◆ WORK TASK
Repeat, line for line, the entries printed below.

◆ SUPPLIED MATERIAL
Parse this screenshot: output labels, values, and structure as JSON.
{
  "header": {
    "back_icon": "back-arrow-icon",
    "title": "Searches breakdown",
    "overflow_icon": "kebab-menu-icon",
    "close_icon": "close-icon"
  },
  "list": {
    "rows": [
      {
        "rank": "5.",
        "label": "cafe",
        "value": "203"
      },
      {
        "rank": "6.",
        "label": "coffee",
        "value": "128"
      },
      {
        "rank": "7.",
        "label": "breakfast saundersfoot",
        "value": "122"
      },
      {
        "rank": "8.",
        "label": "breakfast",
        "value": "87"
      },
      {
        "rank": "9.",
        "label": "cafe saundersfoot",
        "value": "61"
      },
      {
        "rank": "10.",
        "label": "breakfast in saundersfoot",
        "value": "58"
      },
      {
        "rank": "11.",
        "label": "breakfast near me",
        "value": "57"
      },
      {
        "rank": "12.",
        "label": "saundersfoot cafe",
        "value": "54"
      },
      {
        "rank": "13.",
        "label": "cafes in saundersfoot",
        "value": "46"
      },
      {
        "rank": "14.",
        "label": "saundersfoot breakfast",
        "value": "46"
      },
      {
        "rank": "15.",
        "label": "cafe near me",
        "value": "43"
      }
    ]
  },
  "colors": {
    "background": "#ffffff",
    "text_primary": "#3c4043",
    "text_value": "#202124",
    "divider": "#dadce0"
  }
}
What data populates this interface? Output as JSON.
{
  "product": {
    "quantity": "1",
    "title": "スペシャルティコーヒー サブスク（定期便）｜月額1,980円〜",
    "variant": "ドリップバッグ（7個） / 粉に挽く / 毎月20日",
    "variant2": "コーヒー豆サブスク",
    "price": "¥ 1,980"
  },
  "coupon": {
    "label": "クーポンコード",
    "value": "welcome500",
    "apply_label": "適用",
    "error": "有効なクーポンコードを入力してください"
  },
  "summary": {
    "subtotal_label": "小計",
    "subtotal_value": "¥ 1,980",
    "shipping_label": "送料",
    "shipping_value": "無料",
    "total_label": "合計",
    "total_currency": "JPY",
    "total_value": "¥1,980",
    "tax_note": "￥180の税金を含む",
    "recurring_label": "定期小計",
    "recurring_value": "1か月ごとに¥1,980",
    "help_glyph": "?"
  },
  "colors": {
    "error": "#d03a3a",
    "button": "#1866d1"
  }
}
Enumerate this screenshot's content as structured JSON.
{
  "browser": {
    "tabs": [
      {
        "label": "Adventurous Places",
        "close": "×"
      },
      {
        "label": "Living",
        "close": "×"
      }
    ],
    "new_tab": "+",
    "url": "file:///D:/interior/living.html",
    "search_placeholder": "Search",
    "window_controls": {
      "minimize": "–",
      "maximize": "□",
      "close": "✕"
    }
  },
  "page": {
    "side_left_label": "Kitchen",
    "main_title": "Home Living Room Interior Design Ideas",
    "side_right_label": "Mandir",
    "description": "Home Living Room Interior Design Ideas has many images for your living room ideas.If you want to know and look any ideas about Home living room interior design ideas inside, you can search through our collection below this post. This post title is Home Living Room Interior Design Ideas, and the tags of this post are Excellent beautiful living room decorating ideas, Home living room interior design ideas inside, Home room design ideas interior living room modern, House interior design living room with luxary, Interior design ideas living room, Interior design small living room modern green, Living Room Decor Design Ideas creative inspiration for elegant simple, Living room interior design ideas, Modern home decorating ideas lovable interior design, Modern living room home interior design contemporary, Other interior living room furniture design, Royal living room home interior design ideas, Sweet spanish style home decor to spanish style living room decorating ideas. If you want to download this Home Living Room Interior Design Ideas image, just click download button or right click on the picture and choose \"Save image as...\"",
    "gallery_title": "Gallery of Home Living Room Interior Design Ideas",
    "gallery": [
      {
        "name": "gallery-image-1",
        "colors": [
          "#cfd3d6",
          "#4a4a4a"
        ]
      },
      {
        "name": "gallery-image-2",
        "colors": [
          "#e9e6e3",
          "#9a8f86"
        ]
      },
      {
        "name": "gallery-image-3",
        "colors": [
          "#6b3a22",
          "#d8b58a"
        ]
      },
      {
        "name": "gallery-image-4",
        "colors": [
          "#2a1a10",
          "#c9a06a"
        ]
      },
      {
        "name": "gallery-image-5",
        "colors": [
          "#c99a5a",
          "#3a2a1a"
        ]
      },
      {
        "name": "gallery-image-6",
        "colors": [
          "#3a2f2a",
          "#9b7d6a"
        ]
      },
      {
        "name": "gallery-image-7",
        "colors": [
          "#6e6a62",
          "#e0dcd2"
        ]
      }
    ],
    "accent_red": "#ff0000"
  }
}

◆ PROBLEM SOLUTION
Parse this screenshot: output labels, values, and structure as JSON.
{
  "header": {
    "back_icon": "back-arrow-icon",
    "title": "Searches breakdown",
    "overflow_icon": "kebab-menu-icon",
    "close_icon": "close-icon"
  },
  "list": {
    "rows": [
      {
        "rank": "5.",
        "label": "cafe",
        "value": "203"
      },
      {
        "rank": "6.",
        "label": "coffee",
        "value": "128"
      },
      {
        "rank": "7.",
        "label": "breakfast saundersfoot",
        "value": "122"
      },
      {
        "rank": "8.",
        "label": "breakfast",
        "value": "87"
      },
      {
        "rank": "9.",
        "label": "cafe saundersfoot",
        "value": "61"
      },
      {
        "rank": "10.",
        "label": "breakfast in saundersfoot",
        "value": "58"
      },
      {
        "rank": "11.",
        "label": "breakfast near me",
        "value": "57"
      },
      {
        "rank": "12.",
        "label": "saundersfoot cafe",
        "value": "54"
      },
      {
        "rank": "13.",
        "label": "cafes in saundersfoot",
        "value": "46"
      },
      {
        "rank": "14.",
        "label": "saundersfoot breakfast",
        "value": "46"
      },
      {
        "rank": "15.",
        "label": "cafe near me",
        "value": "43"
      }
    ]
  },
  "colors": {
    "background": "#ffffff",
    "text_primary": "#3c4043",
    "text_value": "#202124",
    "divider": "#dadce0"
  }
}
What data populates this interface? Output as JSON.
{
  "product": {
    "quantity": "1",
    "title": "スペシャルティコーヒー サブスク（定期便）｜月額1,980円〜",
    "variant": "ドリップバッグ（7個） / 粉に挽く / 毎月20日",
    "variant2": "コーヒー豆サブスク",
    "price": "¥ 1,980"
  },
  "coupon": {
    "label": "クーポンコード",
    "value": "welcome500",
    "apply_label": "適用",
    "error": "有効なクーポンコードを入力してください"
  },
  "summary": {
    "subtotal_label": "小計",
    "subtotal_value": "¥ 1,980",
    "shipping_label": "送料",
    "shipping_value": "無料",
    "total_label": "合計",
    "total_currency": "JPY",
    "total_value": "¥1,980",
    "tax_note": "￥180の税金を含む",
    "recurring_label": "定期小計",
    "recurring_value": "1か月ごとに¥1,980",
    "help_glyph": "?"
  },
  "colors": {
    "error": "#d03a3a",
    "button": "#1866d1"
  }
}
Enumerate this screenshot's content as structured JSON.
{
  "browser": {
    "tabs": [
      {
        "label": "Adventurous Places",
        "close": "×"
      },
      {
        "label": "Living",
        "close": "×"
      }
    ],
    "new_tab": "+",
    "url": "file:///D:/interior/living.html",
    "search_placeholder": "Search",
    "window_controls": {
      "minimize": "–",
      "maximize": "□",
      "close": "✕"
    }
  },
  "page": {
    "side_left_label": "Kitchen",
    "main_title": "Home Living Room Interior Design Ideas",
    "side_right_label": "Mandir",
    "description": "Home Living Room Interior Design Ideas has many images for your living room ideas.If you want to know and look any ideas about Home living room interior design ideas inside, you can search through our collection below this post. This post title is Home Living Room Interior Design Ideas, and the tags of this post are Excellent beautiful living room decorating ideas, Home living room interior design ideas inside, Home room design ideas interior living room modern, House interior design living room with luxary, Interior design ideas living room, Interior design small living room modern green, Living Room Decor Design Ideas creative inspiration for elegant simple, Living room interior design ideas, Modern home decorating ideas lovable interior design, Modern living room home interior design contemporary, Other interior living room furniture design, Royal living room home interior design ideas, Sweet spanish style home decor to spanish style living room decorating ideas. If you want to download this Home Living Room Interior Design Ideas image, just click download button or right click on the picture and choose \"Save image as...\"",
    "gallery_title": "Gallery of Home Living Room Interior Design Ideas",
    "gallery": [
      {
        "name": "gallery-image-1",
        "colors": [
          "#cfd3d6",
          "#4a4a4a"
        ]
      },
      {
        "name": "gallery-image-2",
        "colors": [
          "#e9e6e3",
          "#9a8f86"
        ]
      },
      {
        "name": "gallery-image-3",
        "colors": [
          "#6b3a22",
          "#d8b58a"
        ]
      },
      {
        "name": "gallery-image-4",
        "colors": [
          "#2a1a10",
          "#c9a06a"
        ]
      },
      {
        "name": "gallery-image-5",
        "colors": [
          "#c99a5a",
          "#3a2a1a"
        ]
      },
      {
        "name": "gallery-image-6",
        "colors": [
          "#3a2f2a",
          "#9b7d6a"
        ]
      },
      {
        "name": "gallery-image-7",
        "colors": [
          "#6e6a62",
          "#e0dcd2"
        ]
      }
    ],
    "accent_red": "#ff0000"
  }
}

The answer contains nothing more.